[EXERCISE BRIEF]
Every line below that has "JSON" in it should be copied.

##### DATA TO USE

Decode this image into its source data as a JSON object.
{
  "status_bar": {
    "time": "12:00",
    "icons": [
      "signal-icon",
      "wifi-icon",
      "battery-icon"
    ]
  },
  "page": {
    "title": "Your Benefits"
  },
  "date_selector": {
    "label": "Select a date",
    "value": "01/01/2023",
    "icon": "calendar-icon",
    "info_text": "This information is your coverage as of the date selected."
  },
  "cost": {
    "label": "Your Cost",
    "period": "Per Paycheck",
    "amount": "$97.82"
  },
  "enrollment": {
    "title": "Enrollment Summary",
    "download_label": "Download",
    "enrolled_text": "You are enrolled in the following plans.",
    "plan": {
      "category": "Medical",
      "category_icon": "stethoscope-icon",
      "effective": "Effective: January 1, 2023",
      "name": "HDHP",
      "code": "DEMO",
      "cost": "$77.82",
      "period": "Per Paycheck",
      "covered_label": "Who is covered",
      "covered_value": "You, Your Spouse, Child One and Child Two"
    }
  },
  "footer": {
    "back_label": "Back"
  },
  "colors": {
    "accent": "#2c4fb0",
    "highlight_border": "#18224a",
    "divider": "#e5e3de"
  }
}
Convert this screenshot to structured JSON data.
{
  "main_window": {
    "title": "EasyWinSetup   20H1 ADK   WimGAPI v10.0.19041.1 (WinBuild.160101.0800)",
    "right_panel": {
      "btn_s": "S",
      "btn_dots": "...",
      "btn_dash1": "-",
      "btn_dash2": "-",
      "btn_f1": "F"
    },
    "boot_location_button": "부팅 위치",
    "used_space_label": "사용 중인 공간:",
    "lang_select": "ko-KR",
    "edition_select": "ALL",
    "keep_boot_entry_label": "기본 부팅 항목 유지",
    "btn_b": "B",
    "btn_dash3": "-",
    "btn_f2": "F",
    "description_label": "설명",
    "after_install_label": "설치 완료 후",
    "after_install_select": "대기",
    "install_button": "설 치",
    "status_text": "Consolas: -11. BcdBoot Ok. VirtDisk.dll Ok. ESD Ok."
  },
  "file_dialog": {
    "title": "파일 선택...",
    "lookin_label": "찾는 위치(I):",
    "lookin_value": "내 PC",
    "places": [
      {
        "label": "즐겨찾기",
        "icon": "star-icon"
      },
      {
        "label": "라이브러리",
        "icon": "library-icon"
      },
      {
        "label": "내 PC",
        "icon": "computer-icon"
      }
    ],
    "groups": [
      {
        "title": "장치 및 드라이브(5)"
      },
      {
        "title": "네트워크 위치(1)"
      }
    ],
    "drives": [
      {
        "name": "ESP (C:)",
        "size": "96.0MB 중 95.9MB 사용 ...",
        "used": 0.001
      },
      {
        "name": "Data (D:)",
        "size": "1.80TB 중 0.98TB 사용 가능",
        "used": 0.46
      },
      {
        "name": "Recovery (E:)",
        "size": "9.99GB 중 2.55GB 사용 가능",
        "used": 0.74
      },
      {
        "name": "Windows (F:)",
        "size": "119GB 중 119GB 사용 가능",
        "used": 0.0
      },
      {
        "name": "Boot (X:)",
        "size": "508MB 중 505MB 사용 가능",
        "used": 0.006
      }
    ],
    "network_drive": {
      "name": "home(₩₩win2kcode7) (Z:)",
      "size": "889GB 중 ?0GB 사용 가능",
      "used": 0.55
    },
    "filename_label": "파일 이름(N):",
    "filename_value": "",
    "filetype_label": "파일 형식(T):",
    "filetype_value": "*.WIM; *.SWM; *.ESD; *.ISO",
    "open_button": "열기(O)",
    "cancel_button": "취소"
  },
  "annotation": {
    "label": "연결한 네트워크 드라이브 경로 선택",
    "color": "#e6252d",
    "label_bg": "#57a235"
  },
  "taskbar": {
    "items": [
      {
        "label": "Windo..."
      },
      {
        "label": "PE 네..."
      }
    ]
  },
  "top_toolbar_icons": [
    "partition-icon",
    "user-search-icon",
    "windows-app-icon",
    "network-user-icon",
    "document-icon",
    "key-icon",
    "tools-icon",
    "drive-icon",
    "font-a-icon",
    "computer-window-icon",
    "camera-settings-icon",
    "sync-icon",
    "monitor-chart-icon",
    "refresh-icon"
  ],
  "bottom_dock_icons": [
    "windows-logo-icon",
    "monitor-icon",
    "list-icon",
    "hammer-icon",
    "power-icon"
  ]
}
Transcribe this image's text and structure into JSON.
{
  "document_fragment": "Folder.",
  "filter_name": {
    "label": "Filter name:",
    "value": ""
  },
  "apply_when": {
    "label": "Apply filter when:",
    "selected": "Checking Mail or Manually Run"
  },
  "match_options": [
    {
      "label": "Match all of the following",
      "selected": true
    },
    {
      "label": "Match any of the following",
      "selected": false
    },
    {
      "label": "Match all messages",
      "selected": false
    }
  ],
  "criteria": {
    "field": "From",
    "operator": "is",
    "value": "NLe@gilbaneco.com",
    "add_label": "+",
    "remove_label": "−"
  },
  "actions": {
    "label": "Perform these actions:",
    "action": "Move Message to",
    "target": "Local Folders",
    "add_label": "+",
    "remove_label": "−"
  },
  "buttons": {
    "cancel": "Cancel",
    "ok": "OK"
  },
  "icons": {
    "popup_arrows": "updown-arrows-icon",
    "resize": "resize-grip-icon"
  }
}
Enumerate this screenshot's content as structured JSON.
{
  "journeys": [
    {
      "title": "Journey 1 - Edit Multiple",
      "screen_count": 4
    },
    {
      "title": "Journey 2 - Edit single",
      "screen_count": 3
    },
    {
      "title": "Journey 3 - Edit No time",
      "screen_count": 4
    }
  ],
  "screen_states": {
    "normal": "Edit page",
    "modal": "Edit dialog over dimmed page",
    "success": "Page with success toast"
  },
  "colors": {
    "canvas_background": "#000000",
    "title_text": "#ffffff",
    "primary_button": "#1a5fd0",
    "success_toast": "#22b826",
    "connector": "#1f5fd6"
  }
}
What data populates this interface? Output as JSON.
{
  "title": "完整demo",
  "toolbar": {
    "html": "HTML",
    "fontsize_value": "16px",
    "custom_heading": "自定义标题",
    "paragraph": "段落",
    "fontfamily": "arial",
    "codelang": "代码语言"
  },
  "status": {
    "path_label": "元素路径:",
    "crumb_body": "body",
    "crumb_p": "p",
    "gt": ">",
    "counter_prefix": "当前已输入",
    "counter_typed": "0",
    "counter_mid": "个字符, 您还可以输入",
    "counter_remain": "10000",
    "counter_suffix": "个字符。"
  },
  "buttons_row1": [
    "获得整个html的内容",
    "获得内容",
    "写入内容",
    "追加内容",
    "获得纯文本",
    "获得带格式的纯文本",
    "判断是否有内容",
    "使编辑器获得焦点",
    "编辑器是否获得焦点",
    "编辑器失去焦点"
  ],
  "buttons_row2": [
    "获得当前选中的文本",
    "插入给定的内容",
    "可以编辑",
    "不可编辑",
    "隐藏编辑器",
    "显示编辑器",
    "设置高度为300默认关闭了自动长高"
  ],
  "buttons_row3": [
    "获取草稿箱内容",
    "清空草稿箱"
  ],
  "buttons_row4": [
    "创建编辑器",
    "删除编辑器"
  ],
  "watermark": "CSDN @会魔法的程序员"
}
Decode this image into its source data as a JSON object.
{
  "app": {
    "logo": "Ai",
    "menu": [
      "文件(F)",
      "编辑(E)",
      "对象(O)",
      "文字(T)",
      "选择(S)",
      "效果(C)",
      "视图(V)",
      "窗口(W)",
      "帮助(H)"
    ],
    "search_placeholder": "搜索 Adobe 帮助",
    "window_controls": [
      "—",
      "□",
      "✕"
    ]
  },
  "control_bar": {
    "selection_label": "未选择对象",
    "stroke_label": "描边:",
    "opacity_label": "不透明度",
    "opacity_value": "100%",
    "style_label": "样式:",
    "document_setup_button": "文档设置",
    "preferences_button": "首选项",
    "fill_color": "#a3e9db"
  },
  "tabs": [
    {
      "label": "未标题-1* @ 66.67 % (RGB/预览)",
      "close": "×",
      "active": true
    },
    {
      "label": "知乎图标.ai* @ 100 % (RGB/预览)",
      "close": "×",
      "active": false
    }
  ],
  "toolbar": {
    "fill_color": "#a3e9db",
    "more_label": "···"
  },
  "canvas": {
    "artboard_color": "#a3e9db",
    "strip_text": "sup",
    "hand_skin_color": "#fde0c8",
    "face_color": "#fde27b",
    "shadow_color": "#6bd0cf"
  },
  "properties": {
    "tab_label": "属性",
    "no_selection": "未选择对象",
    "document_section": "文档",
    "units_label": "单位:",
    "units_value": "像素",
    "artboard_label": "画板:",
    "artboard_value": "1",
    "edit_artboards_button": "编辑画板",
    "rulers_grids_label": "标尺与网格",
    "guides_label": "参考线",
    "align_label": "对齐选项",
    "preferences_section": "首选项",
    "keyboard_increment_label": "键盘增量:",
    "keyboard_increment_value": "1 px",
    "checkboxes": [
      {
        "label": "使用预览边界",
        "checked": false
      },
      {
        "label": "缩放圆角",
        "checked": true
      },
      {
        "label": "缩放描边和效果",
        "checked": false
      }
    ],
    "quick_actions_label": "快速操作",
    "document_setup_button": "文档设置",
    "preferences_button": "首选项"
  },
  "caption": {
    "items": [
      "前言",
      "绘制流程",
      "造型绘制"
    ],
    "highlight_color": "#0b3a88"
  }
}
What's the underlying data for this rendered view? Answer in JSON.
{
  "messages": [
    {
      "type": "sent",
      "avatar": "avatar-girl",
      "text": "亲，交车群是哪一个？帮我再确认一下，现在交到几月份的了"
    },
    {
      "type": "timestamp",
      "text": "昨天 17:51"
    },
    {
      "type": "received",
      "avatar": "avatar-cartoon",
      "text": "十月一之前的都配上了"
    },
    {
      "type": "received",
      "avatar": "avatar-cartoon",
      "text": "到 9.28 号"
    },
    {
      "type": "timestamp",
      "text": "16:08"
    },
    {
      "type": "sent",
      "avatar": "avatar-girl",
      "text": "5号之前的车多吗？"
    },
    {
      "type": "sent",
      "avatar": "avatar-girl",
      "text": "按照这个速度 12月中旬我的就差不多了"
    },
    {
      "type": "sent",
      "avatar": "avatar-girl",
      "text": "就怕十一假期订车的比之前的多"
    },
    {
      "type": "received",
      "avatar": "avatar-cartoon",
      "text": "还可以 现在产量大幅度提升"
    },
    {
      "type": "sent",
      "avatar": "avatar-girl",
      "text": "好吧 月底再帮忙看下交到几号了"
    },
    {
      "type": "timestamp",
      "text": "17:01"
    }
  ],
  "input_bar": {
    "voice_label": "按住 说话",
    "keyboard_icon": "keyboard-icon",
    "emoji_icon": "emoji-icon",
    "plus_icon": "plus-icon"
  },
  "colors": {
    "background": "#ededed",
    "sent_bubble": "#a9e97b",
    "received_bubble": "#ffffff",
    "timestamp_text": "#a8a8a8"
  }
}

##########

[YOUR SOLUTION]
Decode this image into its source data as a JSON object.
Convert this screenshot to structured JSON data.
Transcribe this image's text and structure into JSON.
Enumerate this screenshot's content as structured JSON.
What data populates this interface? Output as JSON.
Decode this image into its source data as a JSON object.
What's the underlying data for this rendered view? Answer in JSON.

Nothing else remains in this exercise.